(Exercise aim):
Find every line below where the word "PRODUCTIONS" occurs, then give how many you found and nothing else.

(Supplied material begins)

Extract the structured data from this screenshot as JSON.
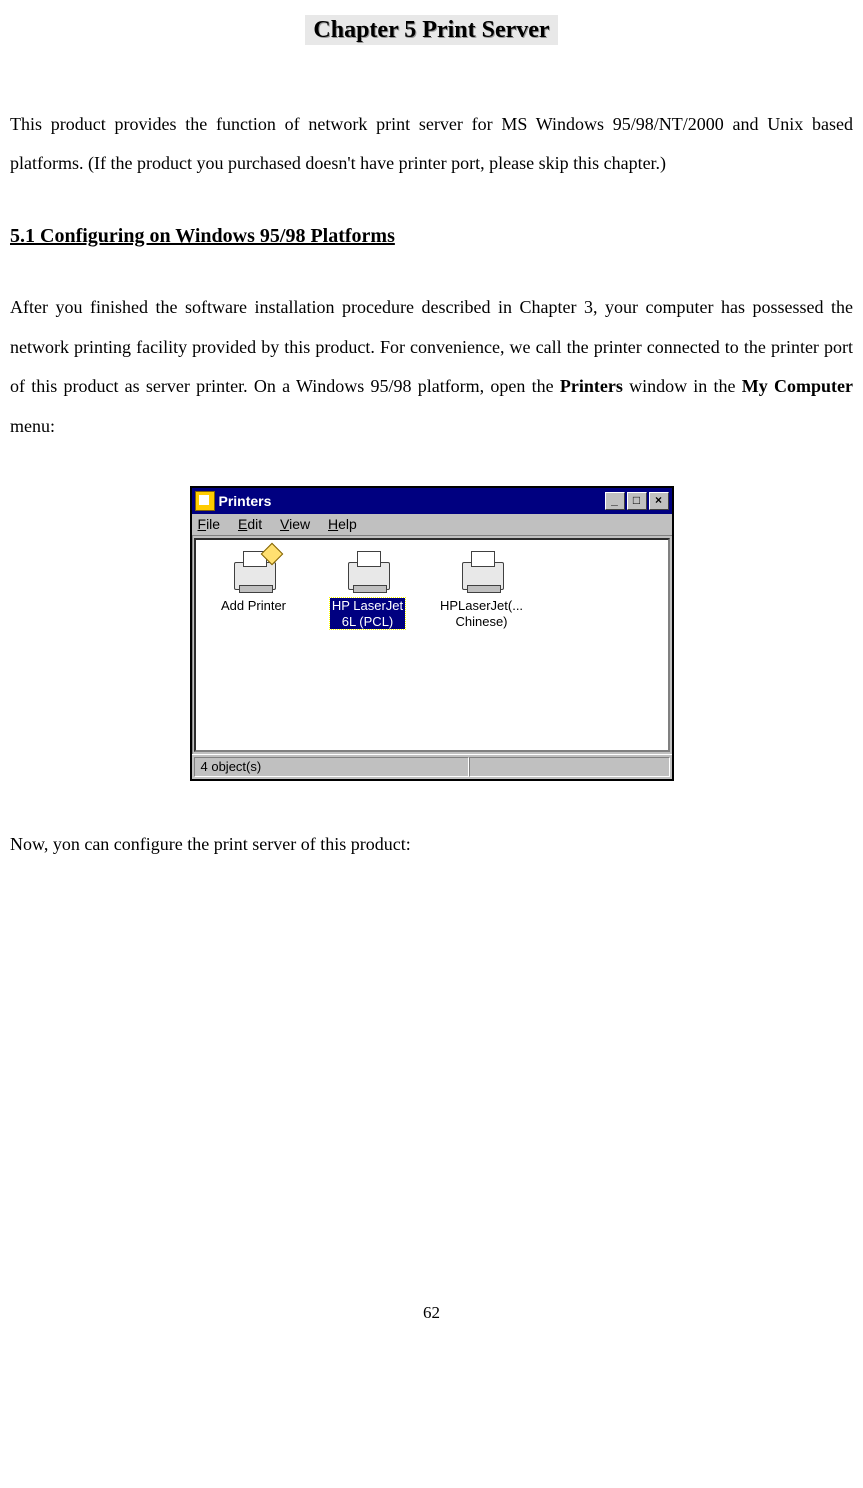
{
  "chapter_title": "Chapter 5    Print Server",
  "intro": "This product provides the function of network print server for MS Windows 95/98/NT/2000 and Unix based platforms. (If the product you purchased doesn't have printer port, please skip this chapter.)",
  "section_heading": "5.1 Configuring on Windows 95/98 Platforms",
  "body_part1": "After you finished the software installation procedure described in Chapter 3, your computer has possessed the network printing facility provided by this product. For convenience, we call the printer connected to the printer port of this product as server printer. On a Windows 95/98 platform, open the ",
  "printers_bold": "Printers",
  "body_mid": " window in the ",
  "mycomputer_bold": "My Computer",
  "body_end": " menu:",
  "window": {
    "title": "Printers",
    "menu": {
      "file": "File",
      "edit": "Edit",
      "view": "View",
      "help": "Help"
    },
    "icons": {
      "add_printer": "Add Printer",
      "hp6l_line1": "HP LaserJet",
      "hp6l_line2": "6L (PCL)",
      "hpchinese_line1": "HPLaserJet(...",
      "hpchinese_line2": "Chinese)"
    },
    "status": "4 object(s)",
    "controls": {
      "min": "_",
      "max": "□",
      "close": "×"
    }
  },
  "after_text": "Now, yon can configure the print server of this product:",
  "page_number": "62"
}
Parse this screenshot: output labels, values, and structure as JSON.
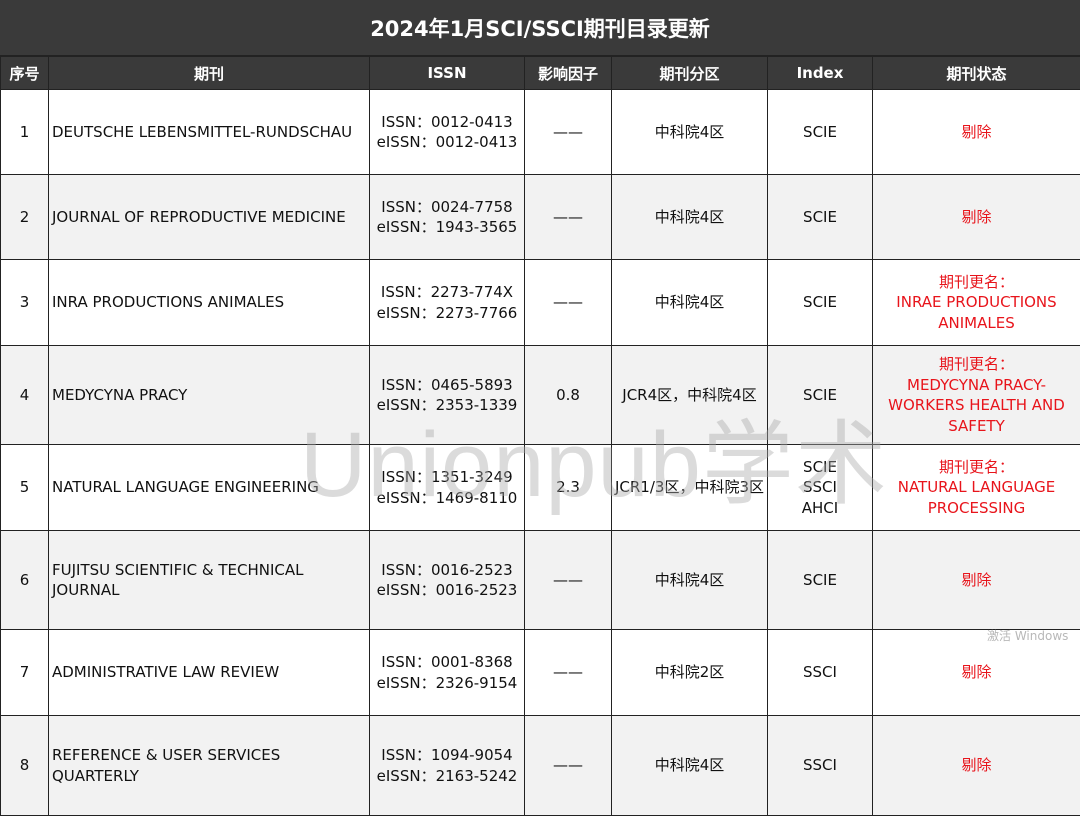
{
  "title": "2024年1月SCI/SSCI期刊目录更新",
  "headers": [
    "序号",
    "期刊",
    "ISSN",
    "影响因子",
    "期刊分区",
    "Index",
    "期刊状态"
  ],
  "rows": [
    {
      "no": "1",
      "name": [
        "DEUTSCHE LEBENSMITTEL-RUNDSCHAU"
      ],
      "issn": [
        "ISSN：0012-0413",
        "eISSN：0012-0413"
      ],
      "if": "——",
      "zone": "中科院4区",
      "index": [
        "SCIE"
      ],
      "status": [
        "剔除"
      ]
    },
    {
      "no": "2",
      "name": [
        "JOURNAL OF REPRODUCTIVE MEDICINE"
      ],
      "issn": [
        "ISSN：0024-7758",
        "eISSN：1943-3565"
      ],
      "if": "——",
      "zone": "中科院4区",
      "index": [
        "SCIE"
      ],
      "status": [
        "剔除"
      ]
    },
    {
      "no": "3",
      "name": [
        "INRA PRODUCTIONS ANIMALES"
      ],
      "issn": [
        "ISSN：2273-774X",
        "eISSN：2273-7766"
      ],
      "if": "——",
      "zone": "中科院4区",
      "index": [
        "SCIE"
      ],
      "status": [
        "期刊更名：",
        "INRAE PRODUCTIONS",
        "ANIMALES"
      ]
    },
    {
      "no": "4",
      "name": [
        "MEDYCYNA PRACY"
      ],
      "issn": [
        "ISSN：0465-5893",
        "eISSN：2353-1339"
      ],
      "if": "0.8",
      "zone": "JCR4区，中科院4区",
      "index": [
        "SCIE"
      ],
      "status": [
        "期刊更名：",
        "MEDYCYNA PRACY-",
        "WORKERS HEALTH AND",
        "SAFETY"
      ]
    },
    {
      "no": "5",
      "name": [
        "NATURAL LANGUAGE ENGINEERING"
      ],
      "issn": [
        "ISSN：1351-3249",
        "eISSN：1469-8110"
      ],
      "if": "2.3",
      "zone": "JCR1/3区，中科院3区",
      "index": [
        "SCIE",
        "SSCI",
        "AHCI"
      ],
      "status": [
        "期刊更名：",
        "NATURAL LANGUAGE",
        "PROCESSING"
      ]
    },
    {
      "no": "6",
      "name": [
        "FUJITSU SCIENTIFIC & TECHNICAL",
        "JOURNAL"
      ],
      "issn": [
        "ISSN：0016-2523",
        "eISSN：0016-2523"
      ],
      "if": "——",
      "zone": "中科院4区",
      "index": [
        "SCIE"
      ],
      "status": [
        "剔除"
      ]
    },
    {
      "no": "7",
      "name": [
        "ADMINISTRATIVE LAW REVIEW"
      ],
      "issn": [
        "ISSN：0001-8368",
        "eISSN：2326-9154"
      ],
      "if": "——",
      "zone": "中科院2区",
      "index": [
        "SSCI"
      ],
      "status": [
        "剔除"
      ]
    },
    {
      "no": "8",
      "name": [
        "REFERENCE & USER SERVICES QUARTERLY"
      ],
      "issn": [
        "ISSN：1094-9054",
        "eISSN：2163-5242"
      ],
      "if": "——",
      "zone": "中科院4区",
      "index": [
        "SSCI"
      ],
      "status": [
        "剔除"
      ]
    }
  ],
  "watermark": "Unionpub学术",
  "activate_text": "激活 Windows"
}
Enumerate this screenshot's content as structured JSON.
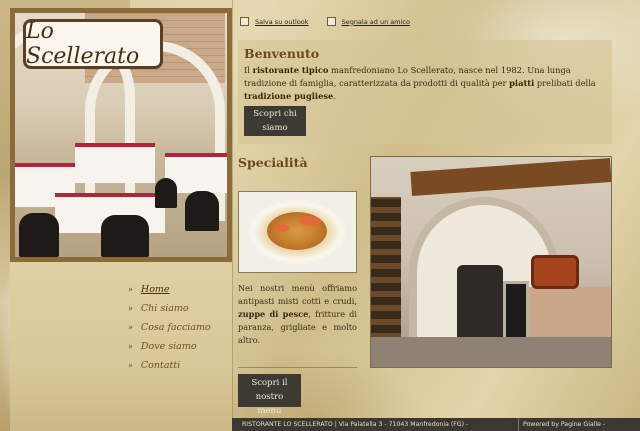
{
  "logo": {
    "text": "Lo Scellerato"
  },
  "toplinks": [
    {
      "label": "Salva su outlook",
      "icon": "calendar-icon"
    },
    {
      "label": "Segnala ad un amico",
      "icon": "share-icon"
    }
  ],
  "welcome": {
    "title": "Benvenuto",
    "p_1": "Il ",
    "p_b1": "ristorante tipico",
    "p_2": " manfredoniano Lo Scellerato, nasce nel 1982. Una lunga tradizione di famiglia, caratterizzata da prodotti di qualità per ",
    "p_b2": "piatti",
    "p_3": " prelibati della ",
    "p_b3": "tradizione pugliese",
    "p_4": ".",
    "button_line1": "Scopri chi",
    "button_line2": "siamo"
  },
  "specialita": {
    "title": "Specialità",
    "text_1": "Nei nostri menù offriamo antipasti misti cotti e crudi, ",
    "text_b": "zuppe di pesce",
    "text_2": ", fritture di paranza, grigliate e molto altro.",
    "button_line1": "Scopri il nostro",
    "button_line2": "menu"
  },
  "nav": [
    {
      "label": "Home",
      "active": true
    },
    {
      "label": "Chi siamo",
      "active": false
    },
    {
      "label": "Cosa facciamo",
      "active": false
    },
    {
      "label": "Dove siamo",
      "active": false
    },
    {
      "label": "Contatti",
      "active": false
    }
  ],
  "footer": {
    "address": "RISTORANTE LO SCELLERATO | Via Palatella 3 - 71043 Manfredonia (FG) -",
    "powered": "Powered by  Pagine Gialle -"
  },
  "colors": {
    "accent": "#6a4a1a",
    "button_bg": "#3d3a33",
    "footer_bg": "#3b3833"
  }
}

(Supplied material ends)

(Answer):
2